../1198/space%20holder

../1198/space%20holder
Next profile | Previous profile | July/August Contents | Gazette home


CLASS OF ’70

The Rx Files


For the record: Marie Savard

“The days when a family doctor had all your information in a manila folder, at the ready day and night, are long gone,” writes Dr. Marie Savard Nu’70 GrNu’72 M’76 in her book, How To Save Your Own Life (Warner). A nurse-turned-doctor- turned-patient-rights champion, she encourages individuals to take responsibility for their health by collecting all of their medical records themselves. “If anybody is going to keep track of your health history,” she says, “it’s going to be you.”

The health system today lacks any central repository for medical records, which are scattered between offices, computers, laboratories, and on microfilm at hospitals. “If you’ve moved around a lot,” Savard notes, “it’s a pretty sure bet your records didn’t follow you.” Considering that 80 percent of the information needed for diagnosis can come from a patient’s medical history, she asks, “Isn’t it ironic that that information exists piecemeal?”

Savard herself learned the importance of records-collection one evening, as recounted in her book, when her 73-year-old father was rushed to the hospital. By the time she arrived, he was gasping for breath, suffering from a potentially lethal arrhythmia. Doctors on duty were at a loss as to how they should treat him when the most likely culprit—a drug called digitalis—did not turn up in the bag of medicines that Savard’s mother had brought. “He is taking digitalis!” Savard said, but without the bottle present, and with medical-records offices closed for the evening, she was helpless to verify that fact.

Luckily, her story had a happy ending and her father was treated as if on digitalis. However, those who aren’t doctors may not have the memory for medications that Savard had.

Savard recommends carrying a short list of medications at all times as well as keeping a complete file of all medical records for visits to the physician. And to help the patient do just that, her second book, The Savard Health Record (Time-Life Books), comes in the form of a three-ring binder, complete with definitions of terms a patient may find in health records, lists of necessary routine exams, and pockets for filing all important records. It also includes wallet-sized emergency health cards.

In How To Save Your Own Life, and her website (www.DrSavard .com) she includes sample letters to send to former physicians requesting copies of records. Because many states allow doctors to discard information after two to seven years, requesting copies promptly is crucial.

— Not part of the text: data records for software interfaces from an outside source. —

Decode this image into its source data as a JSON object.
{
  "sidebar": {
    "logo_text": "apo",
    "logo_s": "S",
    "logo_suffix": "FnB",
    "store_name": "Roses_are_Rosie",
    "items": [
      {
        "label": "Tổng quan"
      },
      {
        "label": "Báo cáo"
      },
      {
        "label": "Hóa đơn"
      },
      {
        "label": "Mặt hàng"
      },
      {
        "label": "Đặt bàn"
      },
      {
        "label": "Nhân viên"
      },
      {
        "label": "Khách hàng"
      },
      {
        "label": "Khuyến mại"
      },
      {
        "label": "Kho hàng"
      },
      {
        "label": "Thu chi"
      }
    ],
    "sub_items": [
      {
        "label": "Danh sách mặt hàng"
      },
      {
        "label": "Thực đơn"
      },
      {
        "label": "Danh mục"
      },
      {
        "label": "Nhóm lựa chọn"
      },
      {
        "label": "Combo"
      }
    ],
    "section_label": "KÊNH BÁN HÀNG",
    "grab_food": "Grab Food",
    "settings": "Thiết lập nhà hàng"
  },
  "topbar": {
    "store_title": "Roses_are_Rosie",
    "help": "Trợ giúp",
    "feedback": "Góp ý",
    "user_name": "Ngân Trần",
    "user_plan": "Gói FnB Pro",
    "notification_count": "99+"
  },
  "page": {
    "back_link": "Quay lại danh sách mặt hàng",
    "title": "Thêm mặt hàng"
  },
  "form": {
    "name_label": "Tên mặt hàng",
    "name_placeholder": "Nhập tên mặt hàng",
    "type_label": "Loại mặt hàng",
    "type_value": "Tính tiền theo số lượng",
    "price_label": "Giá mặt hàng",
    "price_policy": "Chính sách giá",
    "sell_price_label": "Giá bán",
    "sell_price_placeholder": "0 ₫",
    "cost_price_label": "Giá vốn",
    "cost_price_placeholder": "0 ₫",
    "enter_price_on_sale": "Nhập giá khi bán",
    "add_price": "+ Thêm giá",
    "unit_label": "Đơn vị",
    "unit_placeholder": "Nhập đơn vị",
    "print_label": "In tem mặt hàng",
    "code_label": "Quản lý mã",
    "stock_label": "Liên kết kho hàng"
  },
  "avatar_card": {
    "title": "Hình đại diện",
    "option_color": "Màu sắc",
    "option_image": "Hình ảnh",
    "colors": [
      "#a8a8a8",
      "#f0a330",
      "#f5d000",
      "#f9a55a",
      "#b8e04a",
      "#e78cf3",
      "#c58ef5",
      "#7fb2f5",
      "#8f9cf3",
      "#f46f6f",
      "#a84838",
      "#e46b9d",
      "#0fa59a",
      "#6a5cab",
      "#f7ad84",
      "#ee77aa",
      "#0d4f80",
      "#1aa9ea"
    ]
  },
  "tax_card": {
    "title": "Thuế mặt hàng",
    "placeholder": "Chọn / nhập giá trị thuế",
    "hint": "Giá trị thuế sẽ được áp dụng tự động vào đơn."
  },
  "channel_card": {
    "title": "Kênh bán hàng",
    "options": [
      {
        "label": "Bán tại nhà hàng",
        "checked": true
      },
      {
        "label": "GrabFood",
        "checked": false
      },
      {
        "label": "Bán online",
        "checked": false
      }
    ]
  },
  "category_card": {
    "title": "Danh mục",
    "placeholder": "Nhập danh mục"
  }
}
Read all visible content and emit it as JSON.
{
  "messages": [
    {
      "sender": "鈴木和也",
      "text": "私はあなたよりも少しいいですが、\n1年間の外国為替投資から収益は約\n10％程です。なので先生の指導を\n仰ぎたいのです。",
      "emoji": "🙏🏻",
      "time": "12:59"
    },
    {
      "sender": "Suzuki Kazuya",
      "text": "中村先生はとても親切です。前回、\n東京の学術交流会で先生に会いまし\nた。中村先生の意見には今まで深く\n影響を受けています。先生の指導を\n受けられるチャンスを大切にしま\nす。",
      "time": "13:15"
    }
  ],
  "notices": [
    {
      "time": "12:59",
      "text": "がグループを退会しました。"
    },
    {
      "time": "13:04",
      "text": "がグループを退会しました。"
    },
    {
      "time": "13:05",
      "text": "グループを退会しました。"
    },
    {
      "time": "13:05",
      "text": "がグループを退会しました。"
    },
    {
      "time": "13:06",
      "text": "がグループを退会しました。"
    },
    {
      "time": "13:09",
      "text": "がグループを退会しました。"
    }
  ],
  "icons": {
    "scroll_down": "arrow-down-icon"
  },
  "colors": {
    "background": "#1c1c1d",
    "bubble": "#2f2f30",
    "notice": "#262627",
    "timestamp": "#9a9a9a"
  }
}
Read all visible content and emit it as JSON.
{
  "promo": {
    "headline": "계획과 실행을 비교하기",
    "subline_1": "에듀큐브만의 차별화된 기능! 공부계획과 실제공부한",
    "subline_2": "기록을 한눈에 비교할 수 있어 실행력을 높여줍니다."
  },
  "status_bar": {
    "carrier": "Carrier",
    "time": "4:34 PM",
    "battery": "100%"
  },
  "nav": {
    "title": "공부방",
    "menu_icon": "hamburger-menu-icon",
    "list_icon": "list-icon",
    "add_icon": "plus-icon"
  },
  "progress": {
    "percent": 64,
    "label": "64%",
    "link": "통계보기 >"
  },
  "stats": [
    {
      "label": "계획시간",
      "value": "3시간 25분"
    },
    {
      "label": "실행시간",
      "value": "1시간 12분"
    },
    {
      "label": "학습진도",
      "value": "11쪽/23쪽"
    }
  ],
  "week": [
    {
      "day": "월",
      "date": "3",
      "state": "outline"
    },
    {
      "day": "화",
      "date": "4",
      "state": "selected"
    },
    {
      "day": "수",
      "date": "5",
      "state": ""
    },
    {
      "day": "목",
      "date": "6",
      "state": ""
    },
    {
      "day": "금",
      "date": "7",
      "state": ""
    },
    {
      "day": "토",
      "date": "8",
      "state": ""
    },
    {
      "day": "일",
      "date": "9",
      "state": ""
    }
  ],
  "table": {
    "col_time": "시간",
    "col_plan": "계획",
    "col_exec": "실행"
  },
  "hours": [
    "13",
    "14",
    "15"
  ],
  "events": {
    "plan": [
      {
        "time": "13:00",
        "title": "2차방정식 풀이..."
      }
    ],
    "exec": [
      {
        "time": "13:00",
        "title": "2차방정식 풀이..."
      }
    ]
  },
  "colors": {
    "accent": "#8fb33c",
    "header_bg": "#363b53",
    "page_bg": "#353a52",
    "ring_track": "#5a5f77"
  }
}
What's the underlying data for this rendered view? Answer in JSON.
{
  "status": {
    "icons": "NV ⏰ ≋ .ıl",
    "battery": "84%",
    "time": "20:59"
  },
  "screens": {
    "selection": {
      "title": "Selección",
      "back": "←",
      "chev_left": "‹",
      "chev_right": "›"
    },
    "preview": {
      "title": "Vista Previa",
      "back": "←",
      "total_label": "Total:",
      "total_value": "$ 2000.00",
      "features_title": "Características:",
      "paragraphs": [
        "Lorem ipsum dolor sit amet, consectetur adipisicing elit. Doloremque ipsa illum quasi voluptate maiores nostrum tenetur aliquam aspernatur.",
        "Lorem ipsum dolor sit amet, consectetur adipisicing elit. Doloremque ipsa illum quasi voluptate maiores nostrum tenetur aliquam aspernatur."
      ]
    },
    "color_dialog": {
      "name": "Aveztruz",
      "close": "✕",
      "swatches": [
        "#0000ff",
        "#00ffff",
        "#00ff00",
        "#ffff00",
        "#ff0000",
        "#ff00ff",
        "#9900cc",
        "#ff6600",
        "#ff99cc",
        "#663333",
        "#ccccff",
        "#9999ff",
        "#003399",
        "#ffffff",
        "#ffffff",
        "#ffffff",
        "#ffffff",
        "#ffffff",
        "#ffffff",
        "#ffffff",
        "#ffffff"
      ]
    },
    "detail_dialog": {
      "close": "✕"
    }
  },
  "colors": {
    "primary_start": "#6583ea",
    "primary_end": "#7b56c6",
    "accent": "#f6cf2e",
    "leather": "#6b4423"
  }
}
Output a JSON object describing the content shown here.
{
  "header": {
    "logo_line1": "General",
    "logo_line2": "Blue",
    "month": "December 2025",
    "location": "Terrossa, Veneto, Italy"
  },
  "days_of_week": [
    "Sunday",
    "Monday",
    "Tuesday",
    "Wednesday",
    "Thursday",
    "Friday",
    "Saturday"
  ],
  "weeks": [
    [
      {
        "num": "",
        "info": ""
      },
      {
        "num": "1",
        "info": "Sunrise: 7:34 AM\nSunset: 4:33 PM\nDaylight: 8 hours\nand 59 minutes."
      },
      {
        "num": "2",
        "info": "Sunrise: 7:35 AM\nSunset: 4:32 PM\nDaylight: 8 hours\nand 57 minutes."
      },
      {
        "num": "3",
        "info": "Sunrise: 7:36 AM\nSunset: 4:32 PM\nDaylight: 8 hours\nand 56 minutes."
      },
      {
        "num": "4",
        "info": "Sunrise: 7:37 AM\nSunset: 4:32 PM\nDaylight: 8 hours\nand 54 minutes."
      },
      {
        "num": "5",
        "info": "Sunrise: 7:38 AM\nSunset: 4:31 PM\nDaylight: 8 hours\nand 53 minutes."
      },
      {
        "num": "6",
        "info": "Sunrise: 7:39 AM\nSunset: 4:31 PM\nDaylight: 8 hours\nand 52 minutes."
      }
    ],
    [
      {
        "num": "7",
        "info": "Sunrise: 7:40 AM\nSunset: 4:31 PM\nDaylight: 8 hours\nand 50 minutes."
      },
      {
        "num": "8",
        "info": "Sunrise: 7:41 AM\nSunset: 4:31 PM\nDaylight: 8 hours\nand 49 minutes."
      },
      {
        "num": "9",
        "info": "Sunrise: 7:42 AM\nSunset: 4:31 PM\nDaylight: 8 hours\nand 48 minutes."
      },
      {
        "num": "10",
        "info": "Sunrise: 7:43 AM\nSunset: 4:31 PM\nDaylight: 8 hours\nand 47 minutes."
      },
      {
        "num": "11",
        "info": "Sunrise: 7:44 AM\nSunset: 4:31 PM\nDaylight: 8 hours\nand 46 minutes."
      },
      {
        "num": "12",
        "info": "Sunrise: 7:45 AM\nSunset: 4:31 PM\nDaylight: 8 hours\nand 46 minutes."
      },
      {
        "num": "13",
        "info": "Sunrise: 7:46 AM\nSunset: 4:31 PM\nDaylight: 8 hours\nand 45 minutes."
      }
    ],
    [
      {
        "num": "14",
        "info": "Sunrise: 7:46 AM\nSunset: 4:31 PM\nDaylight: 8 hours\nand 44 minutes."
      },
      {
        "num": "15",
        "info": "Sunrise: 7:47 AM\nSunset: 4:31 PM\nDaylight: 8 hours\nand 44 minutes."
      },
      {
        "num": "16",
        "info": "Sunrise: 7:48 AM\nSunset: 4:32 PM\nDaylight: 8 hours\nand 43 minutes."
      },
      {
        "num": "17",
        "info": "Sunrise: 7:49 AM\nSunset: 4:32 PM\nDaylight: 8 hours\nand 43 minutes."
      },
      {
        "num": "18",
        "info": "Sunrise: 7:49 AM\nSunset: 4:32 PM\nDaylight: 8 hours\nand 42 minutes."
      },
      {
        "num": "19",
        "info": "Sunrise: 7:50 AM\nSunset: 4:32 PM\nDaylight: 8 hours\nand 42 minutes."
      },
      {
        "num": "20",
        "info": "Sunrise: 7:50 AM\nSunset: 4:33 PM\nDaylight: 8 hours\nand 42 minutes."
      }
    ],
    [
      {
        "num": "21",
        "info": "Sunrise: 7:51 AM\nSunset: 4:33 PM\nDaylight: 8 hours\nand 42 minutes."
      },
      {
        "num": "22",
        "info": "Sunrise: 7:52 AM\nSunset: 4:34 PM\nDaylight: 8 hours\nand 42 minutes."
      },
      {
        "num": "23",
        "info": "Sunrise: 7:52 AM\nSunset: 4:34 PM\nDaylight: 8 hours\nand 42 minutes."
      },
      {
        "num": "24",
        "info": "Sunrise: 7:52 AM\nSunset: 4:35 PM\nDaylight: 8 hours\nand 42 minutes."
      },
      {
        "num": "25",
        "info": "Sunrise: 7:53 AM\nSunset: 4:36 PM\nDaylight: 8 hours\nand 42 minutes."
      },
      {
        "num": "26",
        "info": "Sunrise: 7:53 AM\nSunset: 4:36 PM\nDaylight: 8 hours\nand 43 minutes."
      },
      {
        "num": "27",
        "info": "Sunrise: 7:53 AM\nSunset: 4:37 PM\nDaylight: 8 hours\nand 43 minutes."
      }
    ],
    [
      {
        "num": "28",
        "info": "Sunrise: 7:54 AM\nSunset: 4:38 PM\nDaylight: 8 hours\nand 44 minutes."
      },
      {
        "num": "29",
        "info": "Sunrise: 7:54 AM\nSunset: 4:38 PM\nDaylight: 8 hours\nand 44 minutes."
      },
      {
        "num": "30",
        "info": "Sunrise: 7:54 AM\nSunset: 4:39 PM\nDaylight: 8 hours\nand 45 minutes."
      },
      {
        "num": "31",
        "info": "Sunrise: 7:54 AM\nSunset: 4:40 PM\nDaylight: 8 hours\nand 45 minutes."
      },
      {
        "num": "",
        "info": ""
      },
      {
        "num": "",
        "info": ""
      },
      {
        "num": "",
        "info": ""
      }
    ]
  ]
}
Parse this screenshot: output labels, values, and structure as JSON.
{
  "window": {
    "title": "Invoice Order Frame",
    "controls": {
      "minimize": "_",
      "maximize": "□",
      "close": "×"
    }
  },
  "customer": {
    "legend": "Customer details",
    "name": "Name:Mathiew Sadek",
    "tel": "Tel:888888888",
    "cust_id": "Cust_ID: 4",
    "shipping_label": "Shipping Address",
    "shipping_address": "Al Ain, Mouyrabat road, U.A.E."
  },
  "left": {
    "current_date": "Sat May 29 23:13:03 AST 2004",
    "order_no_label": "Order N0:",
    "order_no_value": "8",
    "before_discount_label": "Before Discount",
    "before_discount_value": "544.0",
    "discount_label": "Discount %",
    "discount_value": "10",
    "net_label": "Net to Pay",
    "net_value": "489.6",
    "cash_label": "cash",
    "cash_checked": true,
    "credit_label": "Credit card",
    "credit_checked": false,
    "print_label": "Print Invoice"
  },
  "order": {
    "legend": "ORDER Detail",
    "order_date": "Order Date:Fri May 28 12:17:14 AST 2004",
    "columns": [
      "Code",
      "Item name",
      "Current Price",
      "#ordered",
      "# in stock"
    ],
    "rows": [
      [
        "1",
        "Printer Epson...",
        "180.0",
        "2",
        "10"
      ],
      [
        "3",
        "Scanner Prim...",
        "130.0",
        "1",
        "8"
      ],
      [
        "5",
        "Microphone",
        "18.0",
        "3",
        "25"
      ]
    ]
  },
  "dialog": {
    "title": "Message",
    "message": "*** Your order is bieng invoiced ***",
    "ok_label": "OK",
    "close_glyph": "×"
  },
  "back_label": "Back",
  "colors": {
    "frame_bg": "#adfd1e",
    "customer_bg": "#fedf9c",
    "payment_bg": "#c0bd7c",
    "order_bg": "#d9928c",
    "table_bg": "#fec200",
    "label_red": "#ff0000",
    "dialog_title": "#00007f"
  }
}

Savard, who is senior medical consultant to the Lifetime TV series Strong Medicine and has been a health columnist for Woman’s Day, notes that “Women consume two-thirds of the health-care dollar” and make 80 percent of daily health-care decisions for themselves, their children, parents, and partners. By becoming more informed on their medical status and history, “we [women] have the most to gain.” However, she believes that everyone benefits from keeping personal health information.

A common concern is that new initiatives by patients will create new hassles for physicians. What patients must do, she says, is “join forces with doctors instead of either worshipping them or seeing them as an enemy.”

—Sarah Blackman C’03

 


Next profile | Previous profile | July/August Contents | Gazette home

Copyright 2002 The Pennsylvania Gazette Last modified 7/01/02